Doctor of Philosophy in Theology and Apologetics (PhD)
Canon, Muratorian, New Testament, Patristic, Early Christianity
History of Christianity | Religion | Religious Thought, Theology and Philosophy of Religion
Lingelbach, John F., "The Date of the Muratorian Fragment: An Inference to the Best Explanation" (2019). Doctoral Dissertations and Projects. 2202.
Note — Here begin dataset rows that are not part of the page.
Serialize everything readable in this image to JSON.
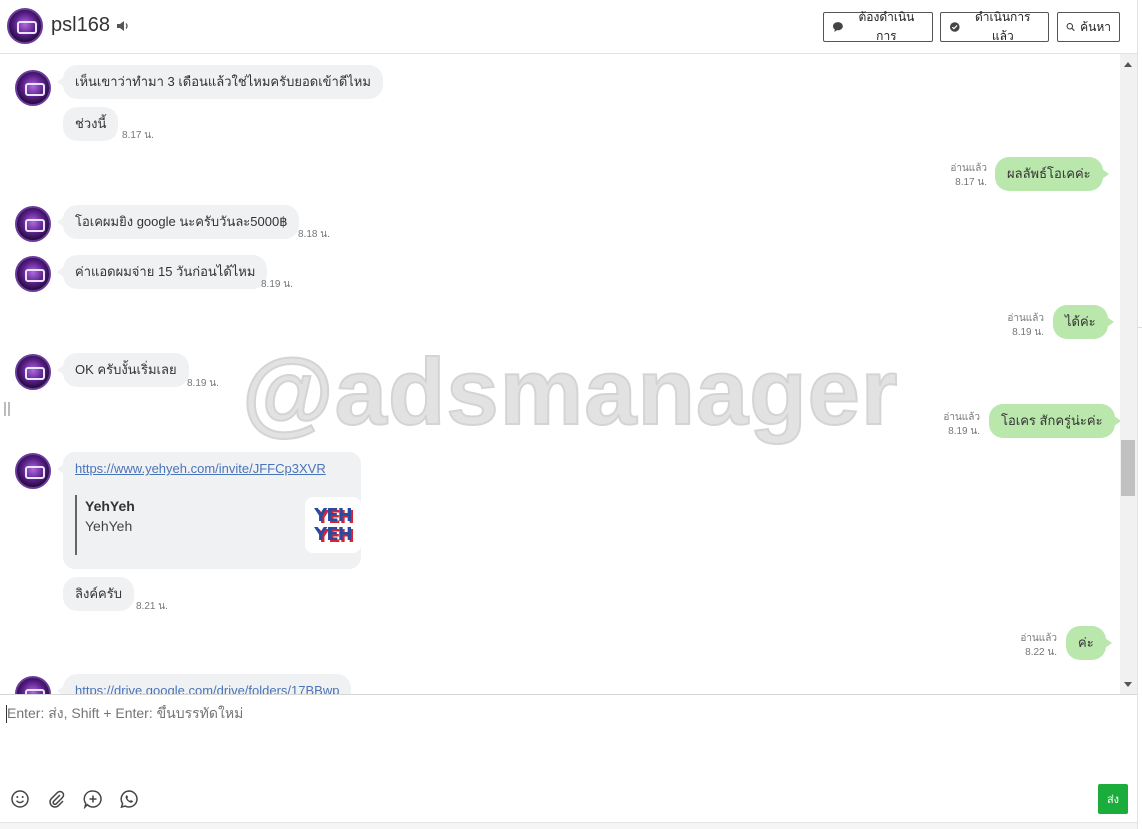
{
  "header": {
    "name": "psl168",
    "btn_todo": "ต้องดำเนินการ",
    "btn_done": "ดำเนินการแล้ว",
    "btn_search": "ค้นหา"
  },
  "messages": {
    "m1": "เห็นเขาว่าทำมา 3 เดือนแล้วใช่ไหมครับยอดเข้าดีไหม",
    "m2": "ช่วงนี้",
    "m2_time": "8.17 น.",
    "o1": "ผลลัพธ์โอเคค่ะ",
    "o1_read": "อ่านแล้ว",
    "o1_time": "8.17 น.",
    "m3": "โอเคผมยิง google นะครับวันละ5000฿",
    "m3_time": "8.18 น.",
    "m4": "ค่าแอดผมจ่าย 15 วันก่อนได้ไหม",
    "m4_time": "8.19 น.",
    "o2": "ได้ค่ะ",
    "o2_read": "อ่านแล้ว",
    "o2_time": "8.19 น.",
    "m5": "OK ครับงั้นเริ่มเลย",
    "m5_time": "8.19 น.",
    "o3": "โอเคร สักครู่น่ะค่ะ",
    "o3_read": "อ่านแล้ว",
    "o3_time": "8.19 น.",
    "link_url": "https://www.yehyeh.com/invite/JFFCp3XVR",
    "preview_title": "YehYeh",
    "preview_desc": "YehYeh",
    "logo_line1": "YEH",
    "logo_line2": "YEH",
    "m6": "ลิงค์ครับ",
    "m6_time": "8.21 น.",
    "o4": "ค่ะ",
    "o4_read": "อ่านแล้ว",
    "o4_time": "8.22 น.",
    "m7_link": "https://drive.google.com/drive/folders/17BBwp"
  },
  "watermark": "@adsmanager",
  "composer": {
    "placeholder": "Enter: ส่ง, Shift + Enter: ขึ้นบรรทัดใหม่",
    "send": "ส่ง"
  },
  "colors": {
    "outgoing_bubble": "#b9e7ac",
    "incoming_bubble": "#f0f1f3",
    "send_button": "#1aad3b",
    "link": "#4a74b8"
  }
}
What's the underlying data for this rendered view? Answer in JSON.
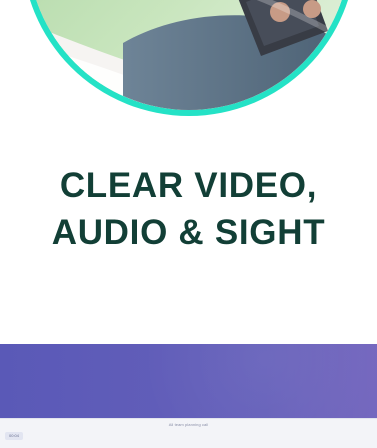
{
  "headline": {
    "line1": "CLEAR VIDEO,",
    "line2": "AUDIO & SIGHT"
  },
  "preview": {
    "window_title": "All team planning call",
    "timer": "00:04"
  },
  "colors": {
    "accent_ring": "#24e2c6",
    "headline_text": "#123f36",
    "preview_purple": "#5e5ab7",
    "chrome_bg": "#f3f4f8"
  }
}
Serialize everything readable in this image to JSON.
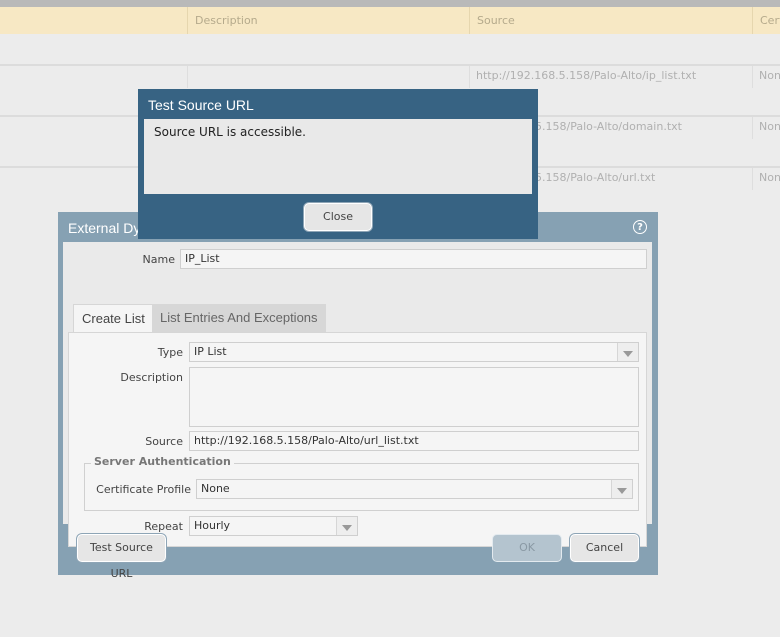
{
  "table": {
    "headers": {
      "description": "Description",
      "source": "Source",
      "certificate": "Certi"
    },
    "rows": [
      {
        "source": "http://192.168.5.158/Palo-Alto/ip_list.txt",
        "cert": "None"
      },
      {
        "source": "5.158/Palo-Alto/domain.txt",
        "cert": "None"
      },
      {
        "source": "5.158/Palo-Alto/url.txt",
        "cert": "None"
      }
    ]
  },
  "dialog": {
    "title": "External Dyna",
    "name_label": "Name",
    "name_value": "IP_List",
    "tabs": [
      {
        "label": "Create List",
        "active": true
      },
      {
        "label": "List Entries And Exceptions",
        "active": false
      }
    ],
    "type_label": "Type",
    "type_value": "IP List",
    "description_label": "Description",
    "description_value": "",
    "source_label": "Source",
    "source_value": "http://192.168.5.158/Palo-Alto/url_list.txt",
    "server_auth_legend": "Server Authentication",
    "cert_profile_label": "Certificate Profile",
    "cert_profile_value": "None",
    "repeat_label": "Repeat",
    "repeat_value": "Hourly",
    "test_button": "Test Source URL",
    "ok_button": "OK",
    "cancel_button": "Cancel",
    "help_icon": "?"
  },
  "popup": {
    "title": "Test Source URL",
    "message": "Source URL is accessible.",
    "close_button": "Close"
  },
  "icons": {
    "help": "question-circle-icon",
    "dropdown": "chevron-down-icon"
  },
  "colors": {
    "dialog_frame": "#86a1b3",
    "popup_frame": "#376383",
    "header_bg": "#f7e8c4"
  }
}
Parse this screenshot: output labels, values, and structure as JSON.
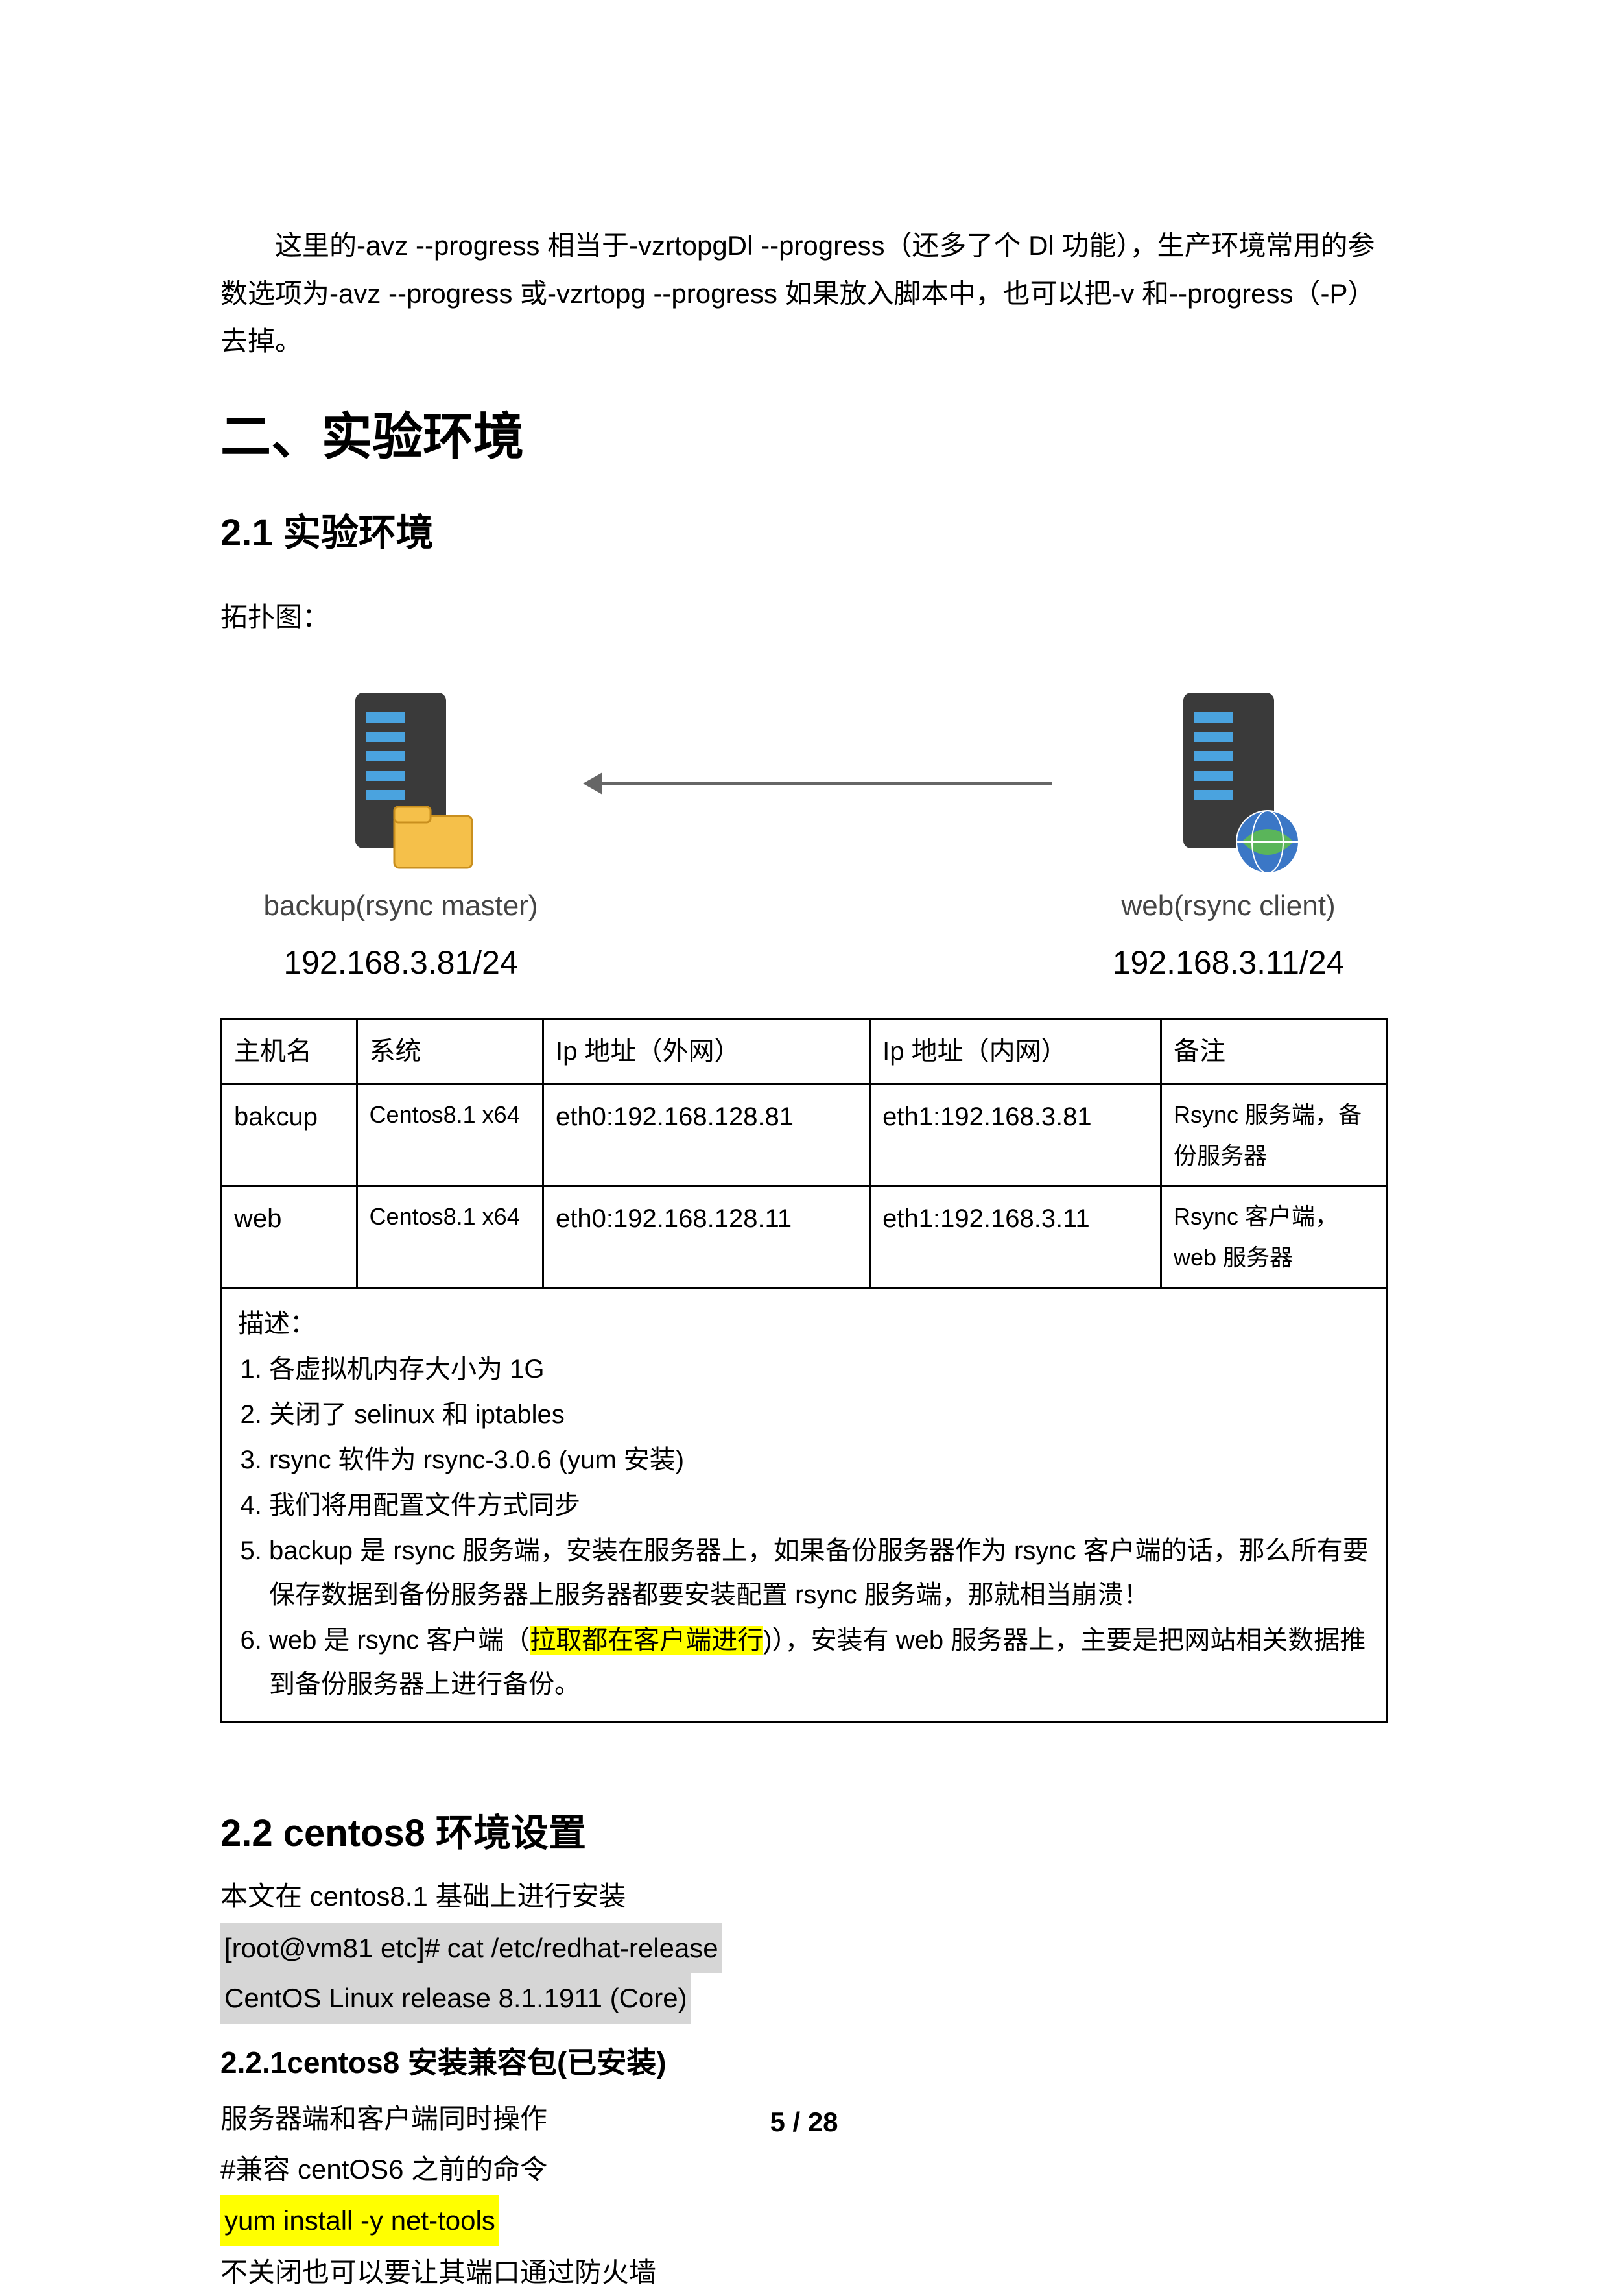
{
  "intro": "这里的-avz --progress 相当于-vzrtopgDl --progress（还多了个 Dl 功能），生产环境常用的参数选项为-avz --progress 或-vzrtopg --progress 如果放入脚本中，也可以把-v 和--progress（-P）去掉。",
  "h1": "二、实验环境",
  "h2_1": "2.1 实验环境",
  "topology_label": "拓扑图：",
  "diagram": {
    "left": {
      "label": "backup(rsync master)",
      "ip": "192.168.3.81/24"
    },
    "right": {
      "label": "web(rsync  client)",
      "ip": "192.168.3.11/24"
    }
  },
  "table": {
    "headers": [
      "主机名",
      "系统",
      "Ip 地址（外网）",
      "Ip 地址（内网）",
      "备注"
    ],
    "rows": [
      [
        "bakcup",
        "Centos8.1 x64",
        "eth0:192.168.128.81",
        "eth1:192.168.3.81",
        "Rsync 服务端，备份服务器"
      ],
      [
        "web",
        "Centos8.1 x64",
        "eth0:192.168.128.11",
        "eth1:192.168.3.11",
        "Rsync 客户端，web 服务器"
      ]
    ],
    "desc_title": "描述：",
    "desc_items": [
      "各虚拟机内存大小为 1G",
      "关闭了 selinux 和 iptables",
      "rsync 软件为 rsync-3.0.6 (yum 安装)",
      "我们将用配置文件方式同步"
    ],
    "desc_item5_pre": "backup 是 rsync 服务端，安装在服务器上，如果备份服务器作为 rsync 客户端的话，那么所有要保存数据到备份服务器上服务器都要安装配置 rsync 服务端，那就相当崩溃！",
    "desc_item6_pre": "web 是 rsync 客户端（",
    "desc_item6_hl": "拉取都在客户端进行",
    "desc_item6_post": ")），安装有 web 服务器上，主要是把网站相关数据推到备份服务器上进行备份。"
  },
  "h2_2": "2.2 centos8 环境设置",
  "s22_line1": "本文在 centos8.1 基础上进行安装",
  "s22_code1": "[root@vm81 etc]# cat /etc/redhat-release",
  "s22_code2": "CentOS Linux release 8.1.1911 (Core)",
  "h3_221": "2.2.1centos8 安装兼容包(已安装)",
  "s221_line1": "服务器端和客户端同时操作",
  "s221_line2": "#兼容 centOS6 之前的命令",
  "s221_code": "yum install -y net-tools",
  "s221_line3": "不关闭也可以要让其端口通过防火墙",
  "footer": "5 / 28"
}
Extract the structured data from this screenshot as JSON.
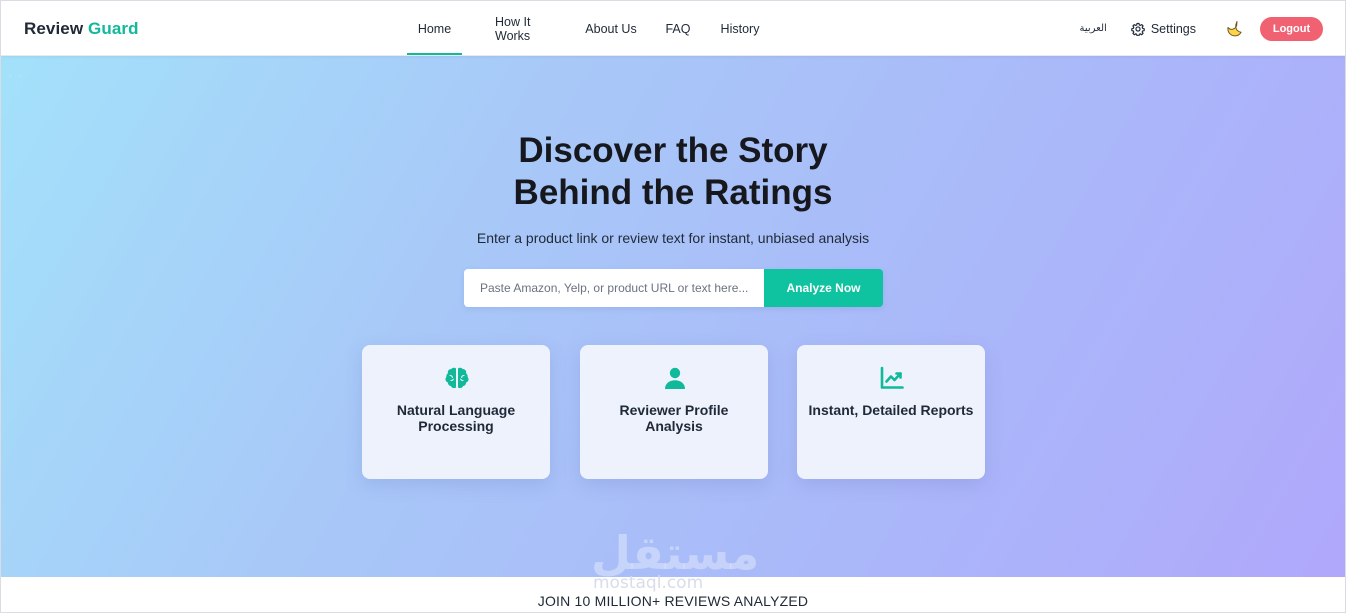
{
  "brand": {
    "part1": "Review",
    "part2": "Guard"
  },
  "nav": {
    "links": [
      {
        "label": "Home",
        "active": true
      },
      {
        "label": "How It Works"
      },
      {
        "label": "About Us"
      },
      {
        "label": "FAQ"
      },
      {
        "label": "History"
      }
    ],
    "language_label": "العربية",
    "settings_label": "Settings",
    "settings_icon": "gear-icon",
    "theme_icon": "moon-icon",
    "logout_label": "Logout"
  },
  "hero": {
    "headline_line1": "Discover the Story",
    "headline_line2": "Behind the Ratings",
    "subtitle": "Enter a product link or review text for instant, unbiased analysis",
    "search_placeholder": "Paste Amazon, Yelp, or product URL or text here...",
    "search_value": "",
    "analyze_label": "Analyze Now"
  },
  "features": [
    {
      "icon": "brain-icon",
      "title": "Natural Language Processing"
    },
    {
      "icon": "user-icon",
      "title": "Reviewer Profile Analysis"
    },
    {
      "icon": "chart-line-icon",
      "title": "Instant, Detailed Reports"
    }
  ],
  "watermark": {
    "text": "مستقل",
    "domain": "mostaql.com"
  },
  "banner": {
    "text": "JOIN 10 MILLION+ REVIEWS ANALYZED"
  },
  "colors": {
    "accent": "#10b99a",
    "button": "#10c3a0",
    "logout": "#f06272",
    "dark": "#16181d"
  }
}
Three hundred years after its discovery, scholars find themselves unable to identify the more likely of the two hypotheses regarding the date of the Muratorian Fragment, whether it is a late second- to early third-century composition or a fourth-century composition. In light of the lingering problem of the Muratorian Fragment’s date and its significance, a new study has been conducted, and this dissertation features an exposition of that study’s conduct and findings. The study sought to break the impasse and identify the more likely of the two hypotheses regarding the date of the Fragment—that it is either a late second- to early third-century composition (the Early Hypothesis) or a fourth-century composition (the Late Hypothesis). This study found that, by making an inference to the best explanation, the Early Hypothesis is preferred. This methodology consisted of weighing the two hypotheses against five criteria: plausibility, explanatory scope, explanatory power, credibility, and simplicity. The Early Hypothesis surpassed the Late Hypothesis in every category. The problem of whether the Muratorian Fragment is a late second- to early third-century or a fourth-century composition warrants consideration because the elimination of one of the hypotheses will contribute to the resolution of other critical problems surrounding the document. Of arguably greater import, answering the question of the Fragment’s date would ultimately shed light on the residual effects of ancient orthodox theology’s interaction with heterodoxy upon the twenty-first century, effects possibly having a direct correlation with the authority Christianity ascribes to the texts which it currently includes in the New Testament. What makes this dissertation unique in its contribution to both theology and apologetics is the fact that it marks the first time the rigorous application of an objective methodology, known as “inference to the best explanation” (or IBE), has been applied to the problem of the Fragment’s date insofar as its findings have implications for Bibliology, and the demonstration of its methodology may serve as a template for the resolution of apologetic problems.